Holger Czukay RIP – Holger Czukay, a musical experimentalist without boundaries who has been involved with expanding the sound palette of rock music since the late 60s, has died at the age of 79. After studying with Karlheinz Stockhausen in the early 60s, he became fascinated with the possibilities of rock music, and was a co-founder of the pioneering group Can. He leaves behind an impressive body of work both as musician and producer. » Read more

2017-08-22
John Abercrombie RIP – Another of the greats of jazz guitar has left us. John Abercrombie plied his way through a beautiful series of albums on the ECM label as well as bringing his talent to bear on albums by many of jazz's greatest artists. From his early work in the group Dreams to Gateway and outstanding work with Billy Cobham, Jack DeJohnette, Kenny Wheeler, and many more to his own trios and quartets, he brought a unique instrumental voice to the world. » Read more

2017-07-27
Yestival Dates Beef up the Beat – Word reaches us that Dylan Howe (son of guitarist Steve Howe) will be joining Yes on their "Yestival" tour, drumming alongside longtime band member Alan White. » Read more

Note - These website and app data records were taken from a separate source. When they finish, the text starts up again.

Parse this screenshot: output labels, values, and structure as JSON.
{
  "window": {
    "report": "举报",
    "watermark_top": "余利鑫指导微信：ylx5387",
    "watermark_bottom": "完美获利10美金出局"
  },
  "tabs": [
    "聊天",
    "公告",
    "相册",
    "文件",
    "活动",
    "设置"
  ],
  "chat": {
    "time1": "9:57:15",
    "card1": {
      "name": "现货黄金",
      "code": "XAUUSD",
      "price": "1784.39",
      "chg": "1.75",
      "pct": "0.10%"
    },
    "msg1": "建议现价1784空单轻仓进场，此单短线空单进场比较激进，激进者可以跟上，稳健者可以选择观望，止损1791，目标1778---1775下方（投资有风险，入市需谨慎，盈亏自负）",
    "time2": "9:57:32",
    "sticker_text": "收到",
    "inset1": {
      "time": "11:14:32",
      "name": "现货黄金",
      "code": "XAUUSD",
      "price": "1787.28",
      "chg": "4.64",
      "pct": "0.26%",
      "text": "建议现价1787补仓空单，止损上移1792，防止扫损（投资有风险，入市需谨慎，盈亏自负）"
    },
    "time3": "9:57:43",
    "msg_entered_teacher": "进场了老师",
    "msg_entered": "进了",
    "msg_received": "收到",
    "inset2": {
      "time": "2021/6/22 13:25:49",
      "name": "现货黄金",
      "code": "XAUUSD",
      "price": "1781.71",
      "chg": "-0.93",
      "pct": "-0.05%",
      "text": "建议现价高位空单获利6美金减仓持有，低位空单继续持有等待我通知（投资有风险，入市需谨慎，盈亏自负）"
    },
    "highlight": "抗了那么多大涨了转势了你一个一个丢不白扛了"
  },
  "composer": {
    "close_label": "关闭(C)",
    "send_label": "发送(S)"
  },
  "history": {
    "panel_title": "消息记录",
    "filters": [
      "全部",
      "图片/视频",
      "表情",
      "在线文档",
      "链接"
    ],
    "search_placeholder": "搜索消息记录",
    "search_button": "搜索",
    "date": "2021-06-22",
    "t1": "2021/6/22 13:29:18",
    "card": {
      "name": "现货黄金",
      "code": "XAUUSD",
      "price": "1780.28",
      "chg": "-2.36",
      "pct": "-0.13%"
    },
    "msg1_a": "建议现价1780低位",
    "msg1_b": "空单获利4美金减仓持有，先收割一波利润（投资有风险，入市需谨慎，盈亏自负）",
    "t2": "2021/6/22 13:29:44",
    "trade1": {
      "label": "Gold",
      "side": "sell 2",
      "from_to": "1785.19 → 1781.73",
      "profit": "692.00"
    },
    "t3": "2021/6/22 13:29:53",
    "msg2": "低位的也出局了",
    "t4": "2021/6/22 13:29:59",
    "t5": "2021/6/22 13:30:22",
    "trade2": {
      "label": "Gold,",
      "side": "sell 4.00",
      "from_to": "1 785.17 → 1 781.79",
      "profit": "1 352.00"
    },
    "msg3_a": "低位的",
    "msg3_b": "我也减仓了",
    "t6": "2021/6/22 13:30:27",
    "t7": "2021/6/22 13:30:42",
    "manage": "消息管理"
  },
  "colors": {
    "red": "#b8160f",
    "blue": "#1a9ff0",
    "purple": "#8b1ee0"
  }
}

2017-05-19
First ProgStock Festival Set for October – October 2017 will see the inaugural edition of a festival called ProgStock in Rahway, New Jersey at the Union County Performing Arts Center. With a definite slant towards neo-progressive music, the event is sure to please many fans with the inclusion of such artists as Echolyn, Glass Hammer, and Aisles. The festival will take place October 13-15. » Read more

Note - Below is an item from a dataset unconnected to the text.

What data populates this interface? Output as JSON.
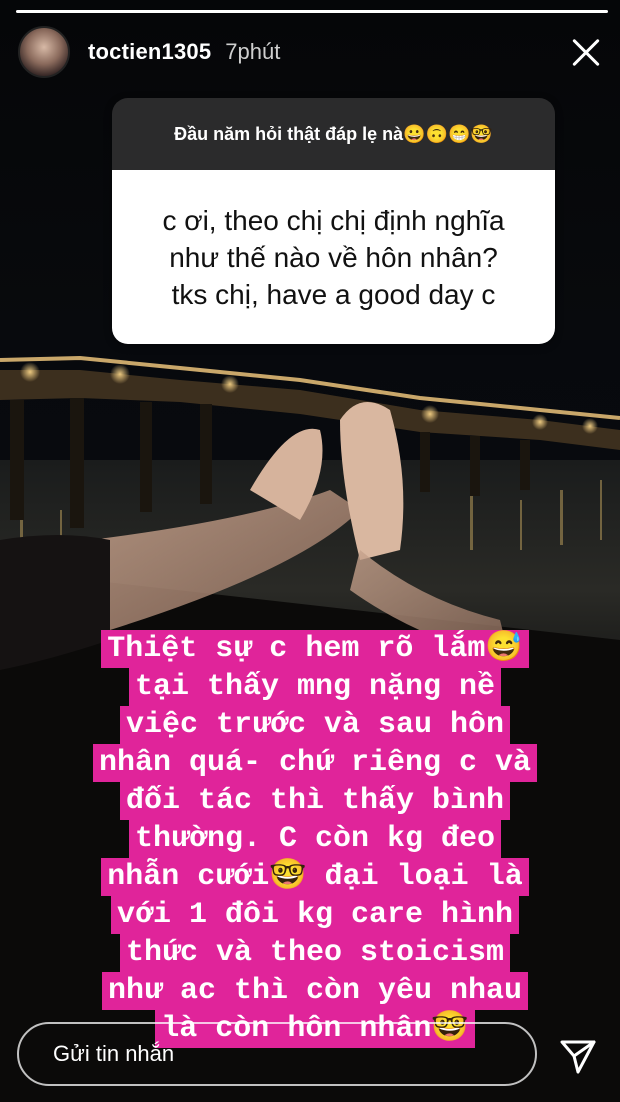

2017-05-05
Clive Brooks RIP – Word reaches us today of another sad passing in the music world. Drummer Clive Brooks, best known as a member of such Canterbury bands as Egg, Uriel / Arzachel, and Groundhogs, has died at the age of 67. Details are sketchy at this point. The news was reported on Nick Mason's Facebook page — Brooks was Mason's drum tech. » Read more


Previously in Exposé...

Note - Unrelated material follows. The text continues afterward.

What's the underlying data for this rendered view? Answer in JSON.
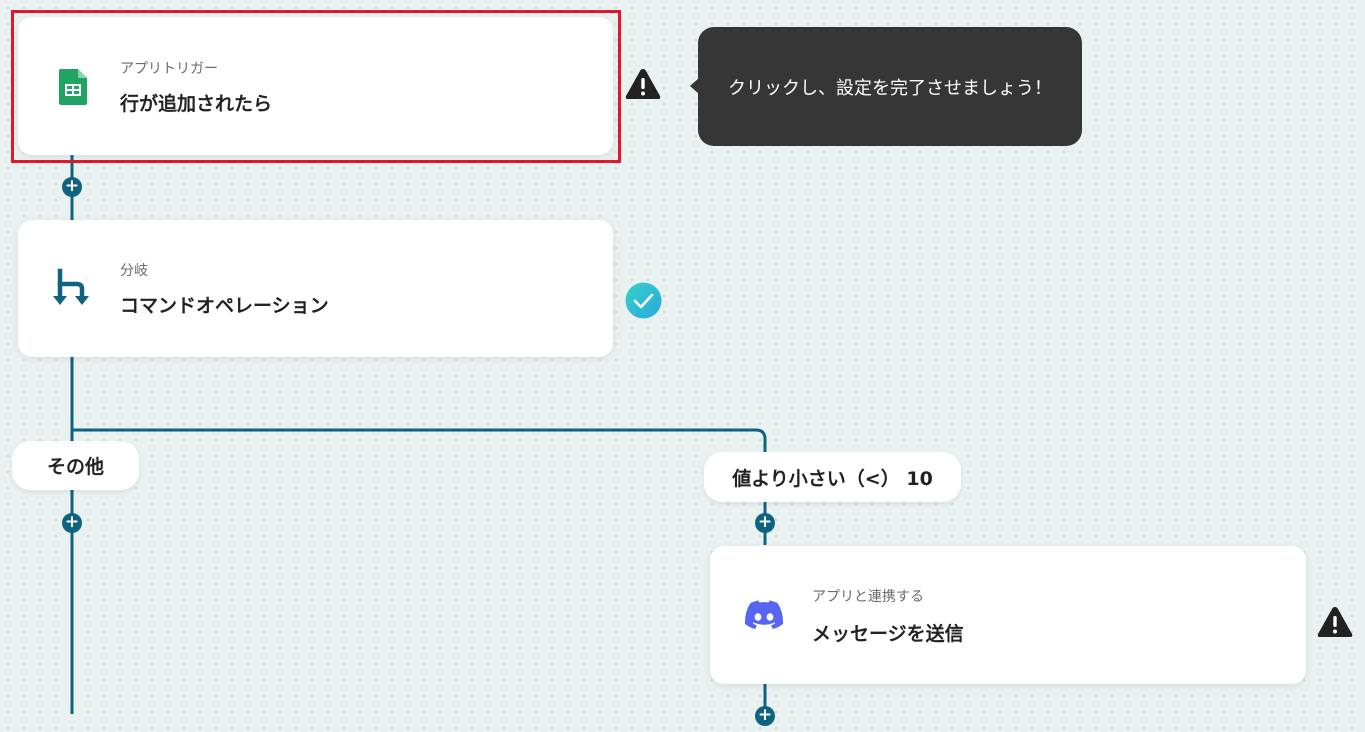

Amygdala - Complex Combat – It’s been a few years since Amygdala’s eponymous debut, a complex, powerful and high-energy opening statement if there ever was one; and as strong as it was, its main weakness was the fact that...  (2008) » Read more

Metamorfosi - Paradiso – It’s been quite some time since Metamorfosi tackled Hell in their classic 1973 album Inferno, and now they’re ready to take on Heaven. With the vocalist and keyboard player from that bygone era...  (2005) » Read more

Ragnarok - Nooks – Not to be confused with the Swedish band of the same name, this Ragnarok is from New Zealand and released two albums in the mid-70s, of which Nooks is the second. Their sound was a solid symphonic...  (1996) » Read more

After Genesis - The Cryme of Selling Lambs – Classical aficionados are well familiar with the concept of reinterpreting compositions from composers alive and dead. It’s different for rock music, as we overwhelmingly prefer the original...  (2007) » Read more

Amoeba - Pivot – Without reading the credits, it would be easy to assume Amoeba is a four or five member band, but in reality it’s two guys: Robert Rich (vocals, keyboards, steel guitar, flutes) and Rick Davies...  (2001) » Read more



Listen & discover



Print issues